Stored dataset items
⁂

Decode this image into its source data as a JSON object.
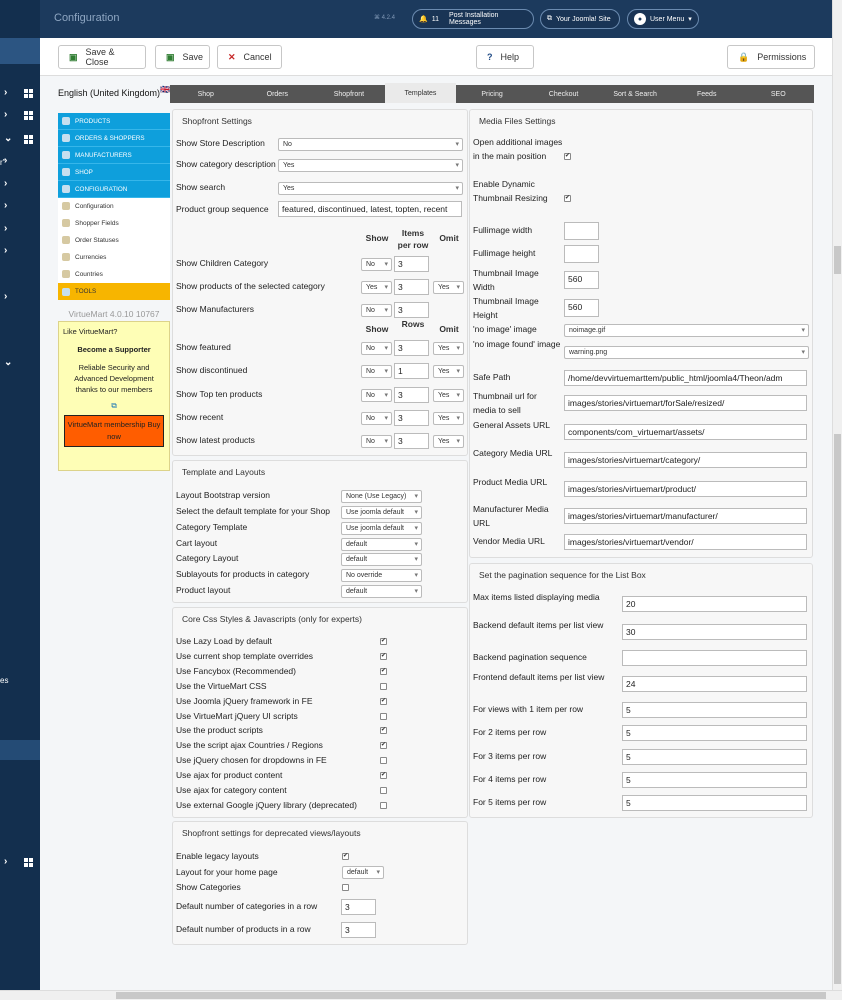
{
  "header": {
    "title": "Configuration",
    "version": "4.2.4",
    "notif_count": "11",
    "notif_label": "Post Installation Messages",
    "site_label": "Your Joomla! Site",
    "user_label": "User Menu"
  },
  "sidebar_cut": {
    "a": "r\"",
    "b": "es"
  },
  "toolbar": {
    "save_close": "Save & Close",
    "save": "Save",
    "cancel": "Cancel",
    "help": "Help",
    "permissions": "Permissions"
  },
  "lang": "English (United Kingdom)",
  "menu": [
    "PRODUCTS",
    "ORDERS & SHOPPERS",
    "MANUFACTURERS",
    "SHOP",
    "CONFIGURATION",
    "Configuration",
    "Shopper Fields",
    "Order Statuses",
    "Currencies",
    "Countries",
    "TOOLS"
  ],
  "vm_version": "VirtueMart 4.0.10 10767",
  "support": {
    "q": "Like VirtueMart?",
    "title": "Become a Supporter",
    "text": "Reliable Security and Advanced Development thanks to our members",
    "btn": "VirtueMart membership Buy now"
  },
  "tabs": [
    "Shop",
    "Orders",
    "Shopfront",
    "Templates",
    "Pricing",
    "Checkout",
    "Sort & Search",
    "Feeds",
    "SEO"
  ],
  "shopfront": {
    "legend": "Shopfront Settings",
    "rows": [
      {
        "label": "Show Store Description",
        "value": "No"
      },
      {
        "label": "Show category description",
        "value": "Yes"
      },
      {
        "label": "Show search",
        "value": "Yes"
      },
      {
        "label": "Product group sequence",
        "value": "featured, discontinued, latest, topten, recent"
      }
    ],
    "h1": {
      "show": "Show",
      "items": "Items per row",
      "omit": "Omit"
    },
    "grp1": [
      {
        "label": "Show Children Category",
        "show": "No",
        "n": "3",
        "omit": ""
      },
      {
        "label": "Show products of the selected category",
        "show": "Yes",
        "n": "3",
        "omit": "Yes"
      },
      {
        "label": "Show Manufacturers",
        "show": "No",
        "n": "3",
        "omit": ""
      }
    ],
    "h2": {
      "show": "Show",
      "rows": "Rows",
      "omit": "Omit"
    },
    "grp2": [
      {
        "label": "Show featured",
        "show": "No",
        "n": "3",
        "omit": "Yes"
      },
      {
        "label": "Show discontinued",
        "show": "No",
        "n": "1",
        "omit": "Yes"
      },
      {
        "label": "Show Top ten products",
        "show": "No",
        "n": "3",
        "omit": "Yes"
      },
      {
        "label": "Show recent",
        "show": "No",
        "n": "3",
        "omit": "Yes"
      },
      {
        "label": "Show latest products",
        "show": "No",
        "n": "3",
        "omit": "Yes"
      }
    ]
  },
  "tpl": {
    "legend": "Template and Layouts",
    "rows": [
      {
        "label": "Layout Bootstrap version",
        "value": "None (Use Legacy)"
      },
      {
        "label": "Select the default template for your Shop",
        "value": "Use joomla default"
      },
      {
        "label": "Category Template",
        "value": "Use joomla default"
      },
      {
        "label": "Cart layout",
        "value": "default"
      },
      {
        "label": "Category Layout",
        "value": "default"
      },
      {
        "label": "Sublayouts for products in category",
        "value": "No override"
      },
      {
        "label": "Product layout",
        "value": "default"
      }
    ]
  },
  "css": {
    "legend": "Core Css Styles & Javascripts (only for experts)",
    "rows": [
      {
        "label": "Use Lazy Load by default",
        "on": true
      },
      {
        "label": "Use current shop template overrides",
        "on": true
      },
      {
        "label": "Use Fancybox (Recommended)",
        "on": true
      },
      {
        "label": "Use the VirtueMart CSS",
        "on": false
      },
      {
        "label": "Use Joomla jQuery framework in FE",
        "on": true
      },
      {
        "label": "Use VirtueMart jQuery UI scripts",
        "on": false
      },
      {
        "label": "Use the product scripts",
        "on": true
      },
      {
        "label": "Use the script ajax Countries / Regions",
        "on": true
      },
      {
        "label": "Use jQuery chosen for dropdowns in FE",
        "on": false
      },
      {
        "label": "Use ajax for product content",
        "on": true
      },
      {
        "label": "Use ajax for category content",
        "on": false
      },
      {
        "label": "Use external Google jQuery library (deprecated)",
        "on": false
      }
    ]
  },
  "legacy": {
    "legend": "Shopfront settings for deprecated views/layouts",
    "enable": "Enable legacy layouts",
    "home": "Layout for your home page",
    "home_val": "default",
    "cats": "Show Categories",
    "ncat": "Default number of categories in a row",
    "ncat_val": "3",
    "nprod": "Default number of products in a row",
    "nprod_val": "3"
  },
  "media": {
    "legend": "Media Files Settings",
    "open": "Open additional images in the main position",
    "dyn": "Enable Dynamic Thumbnail Resizing",
    "fw": "Fullimage width",
    "fw_val": "",
    "fh": "Fullimage height",
    "fh_val": "",
    "tw": "Thumbnail Image Width",
    "tw_val": "560",
    "th": "Thumbnail Image Height",
    "th_val": "560",
    "noimg": "'no image' image",
    "noimg_val": "noimage.gif",
    "nofound": "'no image found' image",
    "nofound_val": "warning.png",
    "paths": [
      {
        "label": "Safe Path",
        "value": "/home/devvirtuemarttem/public_html/joomla4/Theon/adm"
      },
      {
        "label": "Thumbnail url for media to sell",
        "value": "images/stories/virtuemart/forSale/resized/"
      },
      {
        "label": "General Assets URL",
        "value": "components/com_virtuemart/assets/"
      },
      {
        "label": "Category Media URL",
        "value": "images/stories/virtuemart/category/"
      },
      {
        "label": "Product Media URL",
        "value": "images/stories/virtuemart/product/"
      },
      {
        "label": "Manufacturer Media URL",
        "value": "images/stories/virtuemart/manufacturer/"
      },
      {
        "label": "Vendor Media URL",
        "value": "images/stories/virtuemart/vendor/"
      }
    ]
  },
  "pag": {
    "legend": "Set the pagination sequence for the List Box",
    "rows": [
      {
        "label": "Max items listed displaying media",
        "value": "20"
      },
      {
        "label": "Backend default items per list view",
        "value": "30"
      },
      {
        "label": "Backend pagination sequence",
        "value": ""
      },
      {
        "label": "Frontend default items per list view",
        "value": "24"
      },
      {
        "label": "For views with 1 item per row",
        "value": "5"
      },
      {
        "label": "For 2 items per row",
        "value": "5"
      },
      {
        "label": "For 3 items per row",
        "value": "5"
      },
      {
        "label": "For 4 items per row",
        "value": "5"
      },
      {
        "label": "For 5 items per row",
        "value": "5"
      }
    ]
  }
}
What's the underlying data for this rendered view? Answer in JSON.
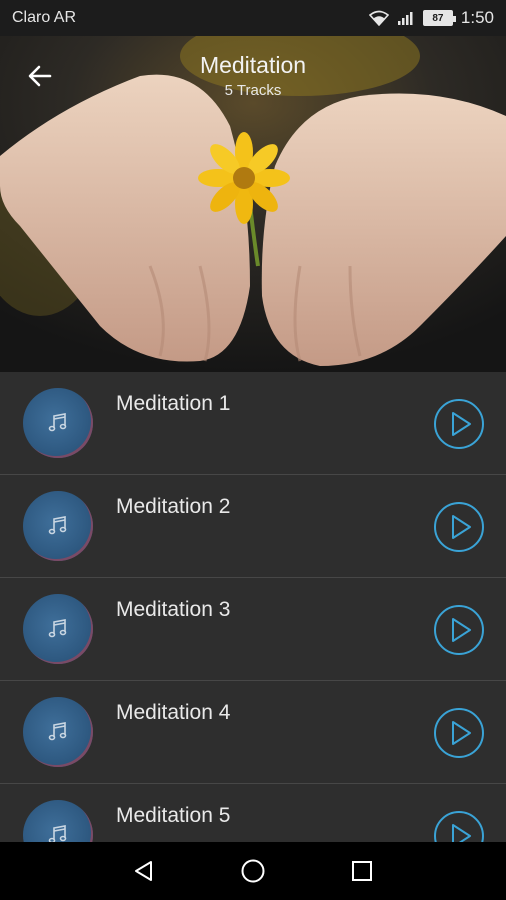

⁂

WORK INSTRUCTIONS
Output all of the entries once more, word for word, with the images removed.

TASK RESPONSE
Decode this image into its source data as a JSON object.
{
  "header": {
    "title": "Configuration",
    "version": "4.2.4",
    "notif_count": "11",
    "notif_label": "Post Installation Messages",
    "site_label": "Your Joomla! Site",
    "user_label": "User Menu"
  },
  "sidebar_cut": {
    "a": "r\"",
    "b": "es"
  },
  "toolbar": {
    "save_close": "Save & Close",
    "save": "Save",
    "cancel": "Cancel",
    "help": "Help",
    "permissions": "Permissions"
  },
  "lang": "English (United Kingdom)",
  "menu": [
    "PRODUCTS",
    "ORDERS & SHOPPERS",
    "MANUFACTURERS",
    "SHOP",
    "CONFIGURATION",
    "Configuration",
    "Shopper Fields",
    "Order Statuses",
    "Currencies",
    "Countries",
    "TOOLS"
  ],
  "vm_version": "VirtueMart 4.0.10 10767",
  "support": {
    "q": "Like VirtueMart?",
    "title": "Become a Supporter",
    "text": "Reliable Security and Advanced Development thanks to our members",
    "btn": "VirtueMart membership Buy now"
  },
  "tabs": [
    "Shop",
    "Orders",
    "Shopfront",
    "Templates",
    "Pricing",
    "Checkout",
    "Sort & Search",
    "Feeds",
    "SEO"
  ],
  "shopfront": {
    "legend": "Shopfront Settings",
    "rows": [
      {
        "label": "Show Store Description",
        "value": "No"
      },
      {
        "label": "Show category description",
        "value": "Yes"
      },
      {
        "label": "Show search",
        "value": "Yes"
      },
      {
        "label": "Product group sequence",
        "value": "featured, discontinued, latest, topten, recent"
      }
    ],
    "h1": {
      "show": "Show",
      "items": "Items per row",
      "omit": "Omit"
    },
    "grp1": [
      {
        "label": "Show Children Category",
        "show": "No",
        "n": "3",
        "omit": ""
      },
      {
        "label": "Show products of the selected category",
        "show": "Yes",
        "n": "3",
        "omit": "Yes"
      },
      {
        "label": "Show Manufacturers",
        "show": "No",
        "n": "3",
        "omit": ""
      }
    ],
    "h2": {
      "show": "Show",
      "rows": "Rows",
      "omit": "Omit"
    },
    "grp2": [
      {
        "label": "Show featured",
        "show": "No",
        "n": "3",
        "omit": "Yes"
      },
      {
        "label": "Show discontinued",
        "show": "No",
        "n": "1",
        "omit": "Yes"
      },
      {
        "label": "Show Top ten products",
        "show": "No",
        "n": "3",
        "omit": "Yes"
      },
      {
        "label": "Show recent",
        "show": "No",
        "n": "3",
        "omit": "Yes"
      },
      {
        "label": "Show latest products",
        "show": "No",
        "n": "3",
        "omit": "Yes"
      }
    ]
  },
  "tpl": {
    "legend": "Template and Layouts",
    "rows": [
      {
        "label": "Layout Bootstrap version",
        "value": "None (Use Legacy)"
      },
      {
        "label": "Select the default template for your Shop",
        "value": "Use joomla default"
      },
      {
        "label": "Category Template",
        "value": "Use joomla default"
      },
      {
        "label": "Cart layout",
        "value": "default"
      },
      {
        "label": "Category Layout",
        "value": "default"
      },
      {
        "label": "Sublayouts for products in category",
        "value": "No override"
      },
      {
        "label": "Product layout",
        "value": "default"
      }
    ]
  },
  "css": {
    "legend": "Core Css Styles & Javascripts (only for experts)",
    "rows": [
      {
        "label": "Use Lazy Load by default",
        "on": true
      },
      {
        "label": "Use current shop template overrides",
        "on": true
      },
      {
        "label": "Use Fancybox (Recommended)",
        "on": true
      },
      {
        "label": "Use the VirtueMart CSS",
        "on": false
      },
      {
        "label": "Use Joomla jQuery framework in FE",
        "on": true
      },
      {
        "label": "Use VirtueMart jQuery UI scripts",
        "on": false
      },
      {
        "label": "Use the product scripts",
        "on": true
      },
      {
        "label": "Use the script ajax Countries / Regions",
        "on": true
      },
      {
        "label": "Use jQuery chosen for dropdowns in FE",
        "on": false
      },
      {
        "label": "Use ajax for product content",
        "on": true
      },
      {
        "label": "Use ajax for category content",
        "on": false
      },
      {
        "label": "Use external Google jQuery library (deprecated)",
        "on": false
      }
    ]
  },
  "legacy": {
    "legend": "Shopfront settings for deprecated views/layouts",
    "enable": "Enable legacy layouts",
    "home": "Layout for your home page",
    "home_val": "default",
    "cats": "Show Categories",
    "ncat": "Default number of categories in a row",
    "ncat_val": "3",
    "nprod": "Default number of products in a row",
    "nprod_val": "3"
  },
  "media": {
    "legend": "Media Files Settings",
    "open": "Open additional images in the main position",
    "dyn": "Enable Dynamic Thumbnail Resizing",
    "fw": "Fullimage width",
    "fw_val": "",
    "fh": "Fullimage height",
    "fh_val": "",
    "tw": "Thumbnail Image Width",
    "tw_val": "560",
    "th": "Thumbnail Image Height",
    "th_val": "560",
    "noimg": "'no image' image",
    "noimg_val": "noimage.gif",
    "nofound": "'no image found' image",
    "nofound_val": "warning.png",
    "paths": [
      {
        "label": "Safe Path",
        "value": "/home/devvirtuemarttem/public_html/joomla4/Theon/adm"
      },
      {
        "label": "Thumbnail url for media to sell",
        "value": "images/stories/virtuemart/forSale/resized/"
      },
      {
        "label": "General Assets URL",
        "value": "components/com_virtuemart/assets/"
      },
      {
        "label": "Category Media URL",
        "value": "images/stories/virtuemart/category/"
      },
      {
        "label": "Product Media URL",
        "value": "images/stories/virtuemart/product/"
      },
      {
        "label": "Manufacturer Media URL",
        "value": "images/stories/virtuemart/manufacturer/"
      },
      {
        "label": "Vendor Media URL",
        "value": "images/stories/virtuemart/vendor/"
      }
    ]
  },
  "pag": {
    "legend": "Set the pagination sequence for the List Box",
    "rows": [
      {
        "label": "Max items listed displaying media",
        "value": "20"
      },
      {
        "label": "Backend default items per list view",
        "value": "30"
      },
      {
        "label": "Backend pagination sequence",
        "value": ""
      },
      {
        "label": "Frontend default items per list view",
        "value": "24"
      },
      {
        "label": "For views with 1 item per row",
        "value": "5"
      },
      {
        "label": "For 2 items per row",
        "value": "5"
      },
      {
        "label": "For 3 items per row",
        "value": "5"
      },
      {
        "label": "For 4 items per row",
        "value": "5"
      },
      {
        "label": "For 5 items per row",
        "value": "5"
      }
    ]
  }
}
What's the underlying data for this rendered view? Answer in JSON.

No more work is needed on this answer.